The National Dance Company Wales spring tour is underway, and this year it seems to have a tighter knit of its four pieces than might have been the case in the previous years where dazzling and engrossing individual pieces may have been guilty of sitting in lopsided isolation on the triple bill. But Awakening suggests a canny eye for matching up visually arresting work whilst also showcasing the broad range of ability and vision of his team. What Awakening shows us is a little bit of space-age curlicue in Tundra, some pensive Victorian emoting in Afterímage, a classical homage to the golden age of Hollywood in They Seek To Find The Happiness They Seem (out of rotation tonight and so not reviewed here), and tour-de-force in Revellers’ Mass.
Awakening as a triple bill has its peaks and lowlands (hardly troughs, though). NDCWales’ current sure-fire crowd pleaser, Tundra (which has been reviewed a few times before on Wales Arts Review) remains six of seven minutes longer than it needs to be. But it is still the sort of production that shakes any sense of complacency out of the viewer, merging traditional Russian costume with a proto-Sci Fi, Bladerunner-esque commentary on bio-horror. There is a reason Tundra is a hit – because it is frequently surprising and brings a visual magic to a live medium many might only expect to otherwise see on film. It is, however, very demanding for an ensemble cast, and anything less than perfection can be damning – a second short here can feel like an hour, an inch too long like a mile. The precept is that the visual effects are what hold the thing together, when in fact it is the continuity and aesthetic sum of the performers that do it. On this occasion Tundra was frayed, but still it remains an engrossing piece of visual theatre.

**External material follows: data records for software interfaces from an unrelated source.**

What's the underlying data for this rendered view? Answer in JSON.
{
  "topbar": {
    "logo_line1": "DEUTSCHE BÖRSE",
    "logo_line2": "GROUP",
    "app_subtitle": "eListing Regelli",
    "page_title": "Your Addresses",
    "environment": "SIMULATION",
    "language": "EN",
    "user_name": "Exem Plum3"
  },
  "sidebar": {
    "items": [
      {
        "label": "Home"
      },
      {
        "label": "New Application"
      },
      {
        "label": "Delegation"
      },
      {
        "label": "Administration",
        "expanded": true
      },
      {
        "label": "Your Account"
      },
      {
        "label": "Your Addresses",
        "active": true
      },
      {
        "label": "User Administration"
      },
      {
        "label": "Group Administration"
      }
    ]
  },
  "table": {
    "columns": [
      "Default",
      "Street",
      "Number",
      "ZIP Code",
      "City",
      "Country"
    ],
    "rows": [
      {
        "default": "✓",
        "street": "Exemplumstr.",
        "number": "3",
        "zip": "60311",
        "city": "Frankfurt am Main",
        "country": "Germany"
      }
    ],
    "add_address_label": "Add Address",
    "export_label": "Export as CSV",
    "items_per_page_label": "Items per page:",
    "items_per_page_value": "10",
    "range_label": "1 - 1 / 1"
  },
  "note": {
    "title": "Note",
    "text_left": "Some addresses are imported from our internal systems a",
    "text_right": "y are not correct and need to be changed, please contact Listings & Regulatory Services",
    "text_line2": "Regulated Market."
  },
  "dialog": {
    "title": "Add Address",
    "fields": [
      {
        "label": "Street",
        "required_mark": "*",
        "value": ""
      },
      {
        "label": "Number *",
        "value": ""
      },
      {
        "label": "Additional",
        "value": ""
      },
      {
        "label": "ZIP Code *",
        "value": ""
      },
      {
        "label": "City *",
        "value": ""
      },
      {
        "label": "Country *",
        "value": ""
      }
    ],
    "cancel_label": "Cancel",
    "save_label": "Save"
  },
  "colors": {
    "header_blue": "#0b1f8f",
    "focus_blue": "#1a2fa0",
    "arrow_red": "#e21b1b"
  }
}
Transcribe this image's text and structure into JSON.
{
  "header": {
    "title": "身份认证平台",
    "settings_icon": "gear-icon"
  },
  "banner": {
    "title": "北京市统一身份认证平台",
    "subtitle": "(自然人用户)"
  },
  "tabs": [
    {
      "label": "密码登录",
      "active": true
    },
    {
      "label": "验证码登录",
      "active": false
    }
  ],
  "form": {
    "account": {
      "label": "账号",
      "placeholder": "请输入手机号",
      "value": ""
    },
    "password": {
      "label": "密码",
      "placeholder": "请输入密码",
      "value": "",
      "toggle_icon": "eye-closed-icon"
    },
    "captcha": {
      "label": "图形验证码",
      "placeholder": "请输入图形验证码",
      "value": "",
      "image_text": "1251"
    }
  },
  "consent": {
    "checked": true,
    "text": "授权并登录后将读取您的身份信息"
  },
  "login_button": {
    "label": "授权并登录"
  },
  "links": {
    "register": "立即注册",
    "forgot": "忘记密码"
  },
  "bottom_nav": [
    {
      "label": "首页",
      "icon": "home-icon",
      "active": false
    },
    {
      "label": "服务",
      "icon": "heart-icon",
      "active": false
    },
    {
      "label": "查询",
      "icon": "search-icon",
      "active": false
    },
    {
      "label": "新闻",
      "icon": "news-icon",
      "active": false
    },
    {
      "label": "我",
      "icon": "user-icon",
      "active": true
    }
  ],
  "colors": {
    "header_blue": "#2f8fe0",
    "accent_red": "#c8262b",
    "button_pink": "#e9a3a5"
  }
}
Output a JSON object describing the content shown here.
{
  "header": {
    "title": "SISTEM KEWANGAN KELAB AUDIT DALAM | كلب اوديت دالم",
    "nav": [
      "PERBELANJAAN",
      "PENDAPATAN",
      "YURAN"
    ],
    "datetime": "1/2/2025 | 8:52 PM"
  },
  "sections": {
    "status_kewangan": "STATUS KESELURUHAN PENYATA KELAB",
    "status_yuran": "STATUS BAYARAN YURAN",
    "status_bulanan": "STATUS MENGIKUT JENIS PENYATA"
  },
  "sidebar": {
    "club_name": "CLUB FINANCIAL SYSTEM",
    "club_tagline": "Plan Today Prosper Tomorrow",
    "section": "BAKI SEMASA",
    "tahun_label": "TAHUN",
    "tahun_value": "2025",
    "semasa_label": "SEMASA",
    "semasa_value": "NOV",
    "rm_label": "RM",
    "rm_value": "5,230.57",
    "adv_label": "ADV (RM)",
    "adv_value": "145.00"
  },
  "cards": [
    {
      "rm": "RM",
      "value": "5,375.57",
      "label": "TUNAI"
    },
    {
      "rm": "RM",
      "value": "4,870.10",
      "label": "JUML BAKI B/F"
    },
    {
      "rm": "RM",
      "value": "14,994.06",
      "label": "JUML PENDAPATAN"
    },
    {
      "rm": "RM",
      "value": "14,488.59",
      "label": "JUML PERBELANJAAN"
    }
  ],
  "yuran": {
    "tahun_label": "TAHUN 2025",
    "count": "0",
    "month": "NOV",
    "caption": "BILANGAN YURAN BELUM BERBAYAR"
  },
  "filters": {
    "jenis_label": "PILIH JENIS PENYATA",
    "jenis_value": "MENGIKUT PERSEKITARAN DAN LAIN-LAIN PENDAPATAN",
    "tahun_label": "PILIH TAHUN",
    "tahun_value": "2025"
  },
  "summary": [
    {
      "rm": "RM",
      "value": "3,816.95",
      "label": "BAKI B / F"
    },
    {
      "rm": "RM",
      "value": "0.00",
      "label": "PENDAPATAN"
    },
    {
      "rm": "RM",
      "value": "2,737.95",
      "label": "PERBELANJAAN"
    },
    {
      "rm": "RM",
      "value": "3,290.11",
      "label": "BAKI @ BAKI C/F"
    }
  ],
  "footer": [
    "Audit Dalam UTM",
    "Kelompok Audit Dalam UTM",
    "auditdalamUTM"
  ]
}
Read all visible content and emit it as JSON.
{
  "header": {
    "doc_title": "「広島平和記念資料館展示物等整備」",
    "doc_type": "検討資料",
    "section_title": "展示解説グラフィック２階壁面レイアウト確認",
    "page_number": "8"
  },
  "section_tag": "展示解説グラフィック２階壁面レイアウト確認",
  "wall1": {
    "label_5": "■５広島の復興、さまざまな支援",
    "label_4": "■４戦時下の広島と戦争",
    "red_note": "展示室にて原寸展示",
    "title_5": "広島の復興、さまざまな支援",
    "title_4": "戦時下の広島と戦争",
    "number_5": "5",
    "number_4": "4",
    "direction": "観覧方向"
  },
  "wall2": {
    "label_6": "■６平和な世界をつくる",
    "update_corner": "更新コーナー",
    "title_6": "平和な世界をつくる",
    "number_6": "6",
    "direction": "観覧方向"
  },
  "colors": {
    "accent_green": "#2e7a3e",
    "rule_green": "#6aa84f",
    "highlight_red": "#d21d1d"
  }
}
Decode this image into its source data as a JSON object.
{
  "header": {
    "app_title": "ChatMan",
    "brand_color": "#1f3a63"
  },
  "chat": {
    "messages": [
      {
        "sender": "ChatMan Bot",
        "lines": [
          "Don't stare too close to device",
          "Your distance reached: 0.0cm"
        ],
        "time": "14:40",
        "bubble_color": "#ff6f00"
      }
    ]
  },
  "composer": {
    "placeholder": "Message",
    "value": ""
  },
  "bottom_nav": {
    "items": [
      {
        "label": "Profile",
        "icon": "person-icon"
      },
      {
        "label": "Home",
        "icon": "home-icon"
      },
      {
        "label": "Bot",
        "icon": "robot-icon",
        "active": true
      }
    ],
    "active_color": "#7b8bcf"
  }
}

Fernando Melo’s Afterímage is a very subdued second act that relies heavily on the effects of lighting designer Peter Lundin and set designer Yoko Seyama. After the intensity of Tundra it’s somewhat of a relief to be played around with by a variation on Pepper’s Ghost, although the fun of the FX is always in danger of overshadowing what is ultimately run-of-the-mill choreography. Tim Volleman gives the standout performance here in a measured role.
Caroline Finn’s Revellers’ Mass, a climax in so many ways, offers a tableaux of visual and emotional wonders that would daunt any critic with a word count to keep to. How to encapsulate a show of such bravura, such angst and elation, a show that discusses in just thirty-two minutes subjects such as our relationship to God, faith, and ritual, but also has a euphoric and dark sense of humour cutting through it from beginning to uproarious end. Revellers’ Mass is boundless in its energy, searing in its seriousness, and is gloriously funny.
The references are too many to mention, from Petronius to DaVinci to Ken Russell and each one hits its mark. The soundtrack, played out with the flashes of bone-crunching, muscle-churning brilliance from the dancers now quite characteristic of Finn’s visual language, moves from Pergolesi to the Tehran Vocal Ensemble (and memorably ends with Edith Piaf), as a scene of unfurling debauchery and cataclysm spills out from the quiet of a mass. Ed Myhill as a straight-faced Urban Grandier-type is the figure who holds all this together, but as usual, the female dancers – among them the brilliant Julia Rieder, Marine Tournet, and particularly Elena Sgarbi – are set free in virtuoso solos and stand offs.
Revellers’ Mass is stunning cavalcade of ideas and questions that simultaneously asks for control from its dancers and allows them creative freedom. Anyone who has followed Finn’s works with NDCWales over the last few years might also identify it as a summation of her work to date, a defining point of an artistic journey – from Folk to Green House, and even with the resurrection of Bernadette last year – we have the work of an artist who has now found a way to discuss the things she wants to discuss in the way she wants to discuss them. NDCWales shows here it has a company of extremely talented technicians and dancers, but also the creative energies, with the boldness and expertise to envision them, seem also to be at a peak.
Awakenings is on tour around the UK, more details can be found here.